Task brief —
Please find the lines in the entries below that contain the word "screenshot", and copy each one.

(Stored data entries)
____________
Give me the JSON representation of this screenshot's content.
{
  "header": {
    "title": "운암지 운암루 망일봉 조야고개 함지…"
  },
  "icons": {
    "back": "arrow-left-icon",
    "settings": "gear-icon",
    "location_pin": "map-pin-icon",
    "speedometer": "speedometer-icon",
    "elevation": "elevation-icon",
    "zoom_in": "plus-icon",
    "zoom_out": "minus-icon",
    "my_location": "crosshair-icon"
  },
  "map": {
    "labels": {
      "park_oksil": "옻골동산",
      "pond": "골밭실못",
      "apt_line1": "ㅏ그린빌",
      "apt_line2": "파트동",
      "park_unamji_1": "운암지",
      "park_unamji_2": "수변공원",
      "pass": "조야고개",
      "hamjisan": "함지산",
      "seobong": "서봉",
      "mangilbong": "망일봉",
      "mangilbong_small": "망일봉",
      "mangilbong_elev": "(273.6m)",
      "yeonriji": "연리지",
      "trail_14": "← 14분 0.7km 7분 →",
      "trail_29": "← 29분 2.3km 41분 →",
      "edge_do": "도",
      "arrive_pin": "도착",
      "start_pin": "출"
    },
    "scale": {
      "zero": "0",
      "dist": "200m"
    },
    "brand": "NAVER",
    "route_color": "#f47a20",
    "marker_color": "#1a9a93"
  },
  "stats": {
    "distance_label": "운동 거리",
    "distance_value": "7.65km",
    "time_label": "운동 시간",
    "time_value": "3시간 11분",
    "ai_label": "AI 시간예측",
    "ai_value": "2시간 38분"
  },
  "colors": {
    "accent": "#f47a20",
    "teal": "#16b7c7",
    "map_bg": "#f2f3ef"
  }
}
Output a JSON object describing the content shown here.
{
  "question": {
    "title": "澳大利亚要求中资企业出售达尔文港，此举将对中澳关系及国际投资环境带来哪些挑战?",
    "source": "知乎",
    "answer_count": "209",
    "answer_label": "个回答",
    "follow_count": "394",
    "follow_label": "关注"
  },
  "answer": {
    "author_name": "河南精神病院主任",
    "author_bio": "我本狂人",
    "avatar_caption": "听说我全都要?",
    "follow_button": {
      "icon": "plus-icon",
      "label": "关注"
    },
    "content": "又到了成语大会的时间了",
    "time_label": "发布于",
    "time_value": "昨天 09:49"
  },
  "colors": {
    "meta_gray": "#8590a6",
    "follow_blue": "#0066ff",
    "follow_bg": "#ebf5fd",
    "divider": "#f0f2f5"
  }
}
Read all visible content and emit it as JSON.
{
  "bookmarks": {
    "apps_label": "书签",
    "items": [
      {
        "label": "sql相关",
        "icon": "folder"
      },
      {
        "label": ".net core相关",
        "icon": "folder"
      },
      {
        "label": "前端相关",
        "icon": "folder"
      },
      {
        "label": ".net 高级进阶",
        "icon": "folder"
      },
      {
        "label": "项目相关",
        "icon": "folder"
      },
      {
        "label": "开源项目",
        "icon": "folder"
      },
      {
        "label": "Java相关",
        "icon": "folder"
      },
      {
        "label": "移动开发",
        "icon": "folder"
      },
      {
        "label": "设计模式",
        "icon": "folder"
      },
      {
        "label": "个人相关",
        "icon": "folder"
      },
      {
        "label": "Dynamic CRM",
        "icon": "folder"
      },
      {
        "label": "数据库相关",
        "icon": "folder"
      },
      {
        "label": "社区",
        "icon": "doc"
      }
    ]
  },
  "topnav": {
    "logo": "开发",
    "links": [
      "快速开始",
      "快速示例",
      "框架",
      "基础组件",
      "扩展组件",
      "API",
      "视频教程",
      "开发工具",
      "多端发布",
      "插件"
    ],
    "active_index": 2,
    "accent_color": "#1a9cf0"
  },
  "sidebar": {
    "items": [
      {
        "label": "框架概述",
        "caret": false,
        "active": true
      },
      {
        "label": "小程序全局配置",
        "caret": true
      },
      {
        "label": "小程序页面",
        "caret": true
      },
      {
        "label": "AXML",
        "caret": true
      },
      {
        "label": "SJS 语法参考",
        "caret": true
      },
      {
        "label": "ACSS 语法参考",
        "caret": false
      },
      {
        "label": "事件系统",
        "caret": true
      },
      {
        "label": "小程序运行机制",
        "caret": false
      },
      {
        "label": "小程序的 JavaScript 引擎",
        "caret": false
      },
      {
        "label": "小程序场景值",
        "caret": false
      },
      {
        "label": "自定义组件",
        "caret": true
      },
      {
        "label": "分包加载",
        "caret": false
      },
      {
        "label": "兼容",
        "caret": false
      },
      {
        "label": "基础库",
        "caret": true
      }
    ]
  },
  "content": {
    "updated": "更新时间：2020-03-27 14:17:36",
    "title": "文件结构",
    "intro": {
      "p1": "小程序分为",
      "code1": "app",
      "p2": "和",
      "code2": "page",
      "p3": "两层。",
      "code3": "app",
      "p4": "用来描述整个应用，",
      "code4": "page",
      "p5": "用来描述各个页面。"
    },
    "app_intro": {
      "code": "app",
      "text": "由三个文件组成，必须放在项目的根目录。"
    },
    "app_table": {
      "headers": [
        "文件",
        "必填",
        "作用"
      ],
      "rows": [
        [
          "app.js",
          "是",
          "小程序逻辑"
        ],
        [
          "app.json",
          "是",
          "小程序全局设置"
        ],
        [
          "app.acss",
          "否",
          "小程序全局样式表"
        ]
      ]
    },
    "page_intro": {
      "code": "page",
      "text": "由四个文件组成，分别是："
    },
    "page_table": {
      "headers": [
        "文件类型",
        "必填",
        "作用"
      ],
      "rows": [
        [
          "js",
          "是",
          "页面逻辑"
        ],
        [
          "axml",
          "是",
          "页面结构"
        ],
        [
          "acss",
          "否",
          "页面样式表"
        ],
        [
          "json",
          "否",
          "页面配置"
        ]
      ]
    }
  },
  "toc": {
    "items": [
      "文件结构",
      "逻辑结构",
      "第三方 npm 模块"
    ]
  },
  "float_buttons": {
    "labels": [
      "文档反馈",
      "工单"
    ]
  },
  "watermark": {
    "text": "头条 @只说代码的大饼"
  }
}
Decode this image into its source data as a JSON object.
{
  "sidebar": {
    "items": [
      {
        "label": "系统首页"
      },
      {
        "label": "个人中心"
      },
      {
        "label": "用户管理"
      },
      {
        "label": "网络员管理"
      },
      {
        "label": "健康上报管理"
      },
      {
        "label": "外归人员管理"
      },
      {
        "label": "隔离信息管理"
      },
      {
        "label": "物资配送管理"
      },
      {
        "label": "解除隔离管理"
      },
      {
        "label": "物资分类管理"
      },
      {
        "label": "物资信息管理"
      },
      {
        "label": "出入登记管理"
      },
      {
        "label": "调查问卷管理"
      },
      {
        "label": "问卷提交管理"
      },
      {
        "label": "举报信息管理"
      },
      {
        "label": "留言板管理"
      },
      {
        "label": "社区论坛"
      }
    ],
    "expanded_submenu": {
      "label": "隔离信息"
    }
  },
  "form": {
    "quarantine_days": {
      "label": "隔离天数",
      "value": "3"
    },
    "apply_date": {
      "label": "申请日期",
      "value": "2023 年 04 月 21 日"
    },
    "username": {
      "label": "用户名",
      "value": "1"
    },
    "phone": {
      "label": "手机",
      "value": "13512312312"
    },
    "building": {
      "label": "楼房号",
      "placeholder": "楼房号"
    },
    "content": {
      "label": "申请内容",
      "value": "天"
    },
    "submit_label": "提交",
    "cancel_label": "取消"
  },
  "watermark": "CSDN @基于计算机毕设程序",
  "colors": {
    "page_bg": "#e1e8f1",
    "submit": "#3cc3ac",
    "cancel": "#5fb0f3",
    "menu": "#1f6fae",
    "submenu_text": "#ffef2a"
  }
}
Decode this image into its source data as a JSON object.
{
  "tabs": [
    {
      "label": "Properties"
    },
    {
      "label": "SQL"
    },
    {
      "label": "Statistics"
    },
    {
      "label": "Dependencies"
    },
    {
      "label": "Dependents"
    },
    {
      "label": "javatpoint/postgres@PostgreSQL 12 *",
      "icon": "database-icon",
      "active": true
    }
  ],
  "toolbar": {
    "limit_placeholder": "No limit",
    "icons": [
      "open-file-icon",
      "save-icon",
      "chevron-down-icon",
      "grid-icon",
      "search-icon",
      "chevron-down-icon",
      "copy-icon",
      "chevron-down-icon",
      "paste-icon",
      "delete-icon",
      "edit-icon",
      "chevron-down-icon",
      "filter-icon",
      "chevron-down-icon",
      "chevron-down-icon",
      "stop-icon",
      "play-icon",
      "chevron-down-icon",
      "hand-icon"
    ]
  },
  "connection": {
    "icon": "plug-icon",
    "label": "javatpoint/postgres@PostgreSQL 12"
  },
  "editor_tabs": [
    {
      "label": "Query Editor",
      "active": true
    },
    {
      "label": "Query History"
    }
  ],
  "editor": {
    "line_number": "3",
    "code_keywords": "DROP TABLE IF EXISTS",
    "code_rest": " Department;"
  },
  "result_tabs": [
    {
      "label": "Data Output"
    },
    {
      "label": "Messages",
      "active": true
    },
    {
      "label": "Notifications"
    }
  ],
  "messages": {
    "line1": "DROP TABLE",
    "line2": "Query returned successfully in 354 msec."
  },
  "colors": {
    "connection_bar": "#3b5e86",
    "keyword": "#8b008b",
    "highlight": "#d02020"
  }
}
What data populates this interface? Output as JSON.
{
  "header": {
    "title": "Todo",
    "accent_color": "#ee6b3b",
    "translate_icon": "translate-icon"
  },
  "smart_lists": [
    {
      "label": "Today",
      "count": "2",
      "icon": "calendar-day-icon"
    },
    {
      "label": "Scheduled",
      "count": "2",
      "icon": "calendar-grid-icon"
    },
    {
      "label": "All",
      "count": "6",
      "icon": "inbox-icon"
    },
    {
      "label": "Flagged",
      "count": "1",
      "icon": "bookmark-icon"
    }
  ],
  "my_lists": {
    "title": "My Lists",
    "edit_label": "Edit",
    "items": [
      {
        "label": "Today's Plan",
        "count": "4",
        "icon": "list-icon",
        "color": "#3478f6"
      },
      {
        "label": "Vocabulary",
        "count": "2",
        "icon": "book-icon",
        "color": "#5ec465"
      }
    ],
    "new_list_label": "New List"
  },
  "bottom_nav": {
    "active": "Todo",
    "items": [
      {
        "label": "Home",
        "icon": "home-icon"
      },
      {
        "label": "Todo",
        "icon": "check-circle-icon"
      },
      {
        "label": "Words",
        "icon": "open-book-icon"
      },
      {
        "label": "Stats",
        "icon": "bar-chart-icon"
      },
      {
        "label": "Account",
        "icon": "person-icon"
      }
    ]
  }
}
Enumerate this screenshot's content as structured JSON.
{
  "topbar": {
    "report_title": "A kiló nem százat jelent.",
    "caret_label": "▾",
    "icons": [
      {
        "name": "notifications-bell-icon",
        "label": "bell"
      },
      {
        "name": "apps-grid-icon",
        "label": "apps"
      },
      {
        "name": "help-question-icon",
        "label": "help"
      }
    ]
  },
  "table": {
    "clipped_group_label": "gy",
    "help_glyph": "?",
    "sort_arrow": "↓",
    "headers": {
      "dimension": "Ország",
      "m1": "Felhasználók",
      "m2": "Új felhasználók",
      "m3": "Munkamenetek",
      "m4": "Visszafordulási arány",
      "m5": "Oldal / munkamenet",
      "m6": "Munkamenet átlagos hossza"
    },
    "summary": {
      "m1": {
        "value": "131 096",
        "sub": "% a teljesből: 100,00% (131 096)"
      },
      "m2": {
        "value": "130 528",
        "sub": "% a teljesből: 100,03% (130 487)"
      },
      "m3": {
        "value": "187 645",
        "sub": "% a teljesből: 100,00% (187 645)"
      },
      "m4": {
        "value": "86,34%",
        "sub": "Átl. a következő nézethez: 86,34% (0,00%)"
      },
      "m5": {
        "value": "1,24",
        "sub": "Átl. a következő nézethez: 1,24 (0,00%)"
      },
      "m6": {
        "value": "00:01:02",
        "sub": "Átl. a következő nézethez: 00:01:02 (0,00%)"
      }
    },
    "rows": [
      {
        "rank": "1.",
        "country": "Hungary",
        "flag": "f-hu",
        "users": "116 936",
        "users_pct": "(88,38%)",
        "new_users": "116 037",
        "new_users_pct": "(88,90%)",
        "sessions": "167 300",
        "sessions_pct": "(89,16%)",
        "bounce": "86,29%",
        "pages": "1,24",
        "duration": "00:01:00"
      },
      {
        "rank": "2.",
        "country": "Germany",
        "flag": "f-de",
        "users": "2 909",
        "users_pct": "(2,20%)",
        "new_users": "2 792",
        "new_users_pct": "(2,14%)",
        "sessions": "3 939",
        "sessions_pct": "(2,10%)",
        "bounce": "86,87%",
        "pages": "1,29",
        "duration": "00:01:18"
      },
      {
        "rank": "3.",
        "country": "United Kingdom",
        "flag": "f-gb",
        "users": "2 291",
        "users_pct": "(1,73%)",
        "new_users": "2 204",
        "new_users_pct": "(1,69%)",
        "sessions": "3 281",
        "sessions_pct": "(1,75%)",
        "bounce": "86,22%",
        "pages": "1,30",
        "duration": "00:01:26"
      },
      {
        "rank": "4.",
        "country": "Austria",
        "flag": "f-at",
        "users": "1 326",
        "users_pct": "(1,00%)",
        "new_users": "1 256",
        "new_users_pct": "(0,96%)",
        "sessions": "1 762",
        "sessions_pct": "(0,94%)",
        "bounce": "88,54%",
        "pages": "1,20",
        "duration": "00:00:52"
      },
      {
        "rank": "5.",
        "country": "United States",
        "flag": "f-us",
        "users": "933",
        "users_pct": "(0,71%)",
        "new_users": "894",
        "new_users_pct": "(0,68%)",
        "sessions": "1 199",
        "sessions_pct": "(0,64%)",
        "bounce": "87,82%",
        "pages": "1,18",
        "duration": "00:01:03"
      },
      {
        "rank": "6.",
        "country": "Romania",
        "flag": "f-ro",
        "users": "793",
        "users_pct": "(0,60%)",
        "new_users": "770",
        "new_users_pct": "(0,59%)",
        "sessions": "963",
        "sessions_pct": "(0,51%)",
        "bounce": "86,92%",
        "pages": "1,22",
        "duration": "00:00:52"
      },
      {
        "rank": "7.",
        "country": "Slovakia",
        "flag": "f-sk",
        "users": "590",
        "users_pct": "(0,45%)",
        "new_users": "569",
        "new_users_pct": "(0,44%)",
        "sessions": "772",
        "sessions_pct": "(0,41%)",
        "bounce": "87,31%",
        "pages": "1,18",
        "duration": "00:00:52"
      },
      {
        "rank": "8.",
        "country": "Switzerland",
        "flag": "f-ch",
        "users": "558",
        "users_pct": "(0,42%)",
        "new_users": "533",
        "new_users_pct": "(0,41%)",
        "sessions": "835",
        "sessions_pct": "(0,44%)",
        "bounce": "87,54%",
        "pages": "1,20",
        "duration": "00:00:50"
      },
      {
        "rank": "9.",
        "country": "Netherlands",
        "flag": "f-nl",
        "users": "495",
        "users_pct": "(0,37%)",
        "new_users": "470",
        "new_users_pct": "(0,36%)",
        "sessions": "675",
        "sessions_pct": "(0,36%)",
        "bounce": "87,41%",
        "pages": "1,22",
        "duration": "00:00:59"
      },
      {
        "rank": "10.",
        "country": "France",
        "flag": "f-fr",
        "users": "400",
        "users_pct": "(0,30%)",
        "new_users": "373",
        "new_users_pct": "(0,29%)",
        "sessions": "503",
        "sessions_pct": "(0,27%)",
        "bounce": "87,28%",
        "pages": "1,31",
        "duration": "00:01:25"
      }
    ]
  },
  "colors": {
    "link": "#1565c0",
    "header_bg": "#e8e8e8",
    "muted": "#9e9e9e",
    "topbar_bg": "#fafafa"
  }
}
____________
Solution to this task —
Give me the JSON representation of this screenshot's content.
Enumerate this screenshot's content as structured JSON.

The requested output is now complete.